Republicans should stop dithering and bring the fight to the core civilizational issues now confronting a confused citizenry. America was not conceived in irredeemable racism, and it is not systemically racist today; biological sex still matters; parents must control their own children’s upbringing. Not only are these commonsense propositions but they are very popular ones — and embracing them points the way toward a Republican national majority.

PHOTO: Sign at the Culture War tour at Antelope Gymnasium at Grand Canyon University in Phoenix, Arizona. Photo by Gage Skidmore. Attribution-ShareAlike 2.0 Generic (CC BY-SA 2.0).

Josh Hammer is opinion editor of Newsweek, a research fellow with the Edmund Burke Foundation, counsel and policy advisor for the Internet Accountability Project, a syndicated columnist through Creators and a contributing editor for Anchoring Truths. A frequent pundit and essayist on political, legal and cultural issues, Josh is a constitutional attorney by training and the co-host of two podcasts: Newsweek's "The Debate" and the Edmund Burke Foundation's "NatCon Squad."

An outspoken conservative, Josh opines on conservative intellectual trends, contemporary domestic and foreign policy debates, constitutional and legal issues, and the intersection of law, politics and culture. He has been published by many leading outlets, including the Los Angeles Times, the New York Post, Newsweek, National Affairs, American Affairs, The National Interest, National Review, City Journal, First Things, Public Discourse, Law & Liberty, Tablet Magazine, Deseret Magazine, The Spectator, The American Conservative, The American Mind, American Greatness, American Compass, Anchoring Truths, Townhall, The Epoch Times, The Daily Wire, Fortune, Fox Business, Pairagraph, The Jerusalem Post, The Times of Israel, The Forward, Jewish Telegraphic Agency and the Jewish Journal.
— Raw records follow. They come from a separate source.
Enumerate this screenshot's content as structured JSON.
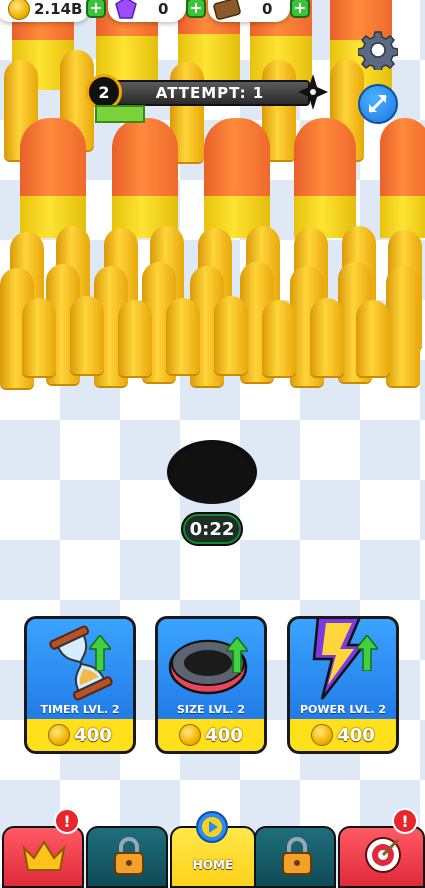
{
  "currencies": [
    {
      "name": "coins",
      "value": "2.14B"
    },
    {
      "name": "gems",
      "value": "0"
    },
    {
      "name": "tickets",
      "value": "0"
    }
  ],
  "hud": {
    "level": "2",
    "attempt_label": "ATTEMPT: 1",
    "timer": "0:22"
  },
  "upgrades": [
    {
      "label": "TIMER LVL. 2",
      "price": "400",
      "icon": "hourglass-icon"
    },
    {
      "label": "SIZE LVL. 2",
      "price": "400",
      "icon": "ring-icon"
    },
    {
      "label": "POWER LVL. 2",
      "price": "400",
      "icon": "lightning-icon"
    }
  ],
  "nav": {
    "home_label": "HOME",
    "alert_mark": "!"
  },
  "colors": {
    "card_blue": "#2f8cf3",
    "price_yellow": "#ffe01a",
    "plus_green": "#3ac43a",
    "shell_orange": "#f5752f",
    "bullet_gold": "#f2c01b",
    "alert_red": "#e8262b"
  }
}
He has had formal legal scholarship published by the Harvard Journal of Law & Public Policy and the University of St. Thomas Law Journal.

Josh is a college campus speaker through Intercollegiate Studies Institute and Young America's Foundation, as well as a law school campus speaker through the Federalist Society. Prior to Newsweek and the Daily Wire, where he was an editor, Josh worked at a large law firm and clerked for a judge on the U.S. Court of Appeals for the Fifth Circuit. Josh has also served as a John Marshall Fellow with the Claremont Institute.

Josh graduated from Duke University, where he majored in economics, and from the University of Chicago Law School. He lives in Miami, but remains an active member of the State Bar of Texas.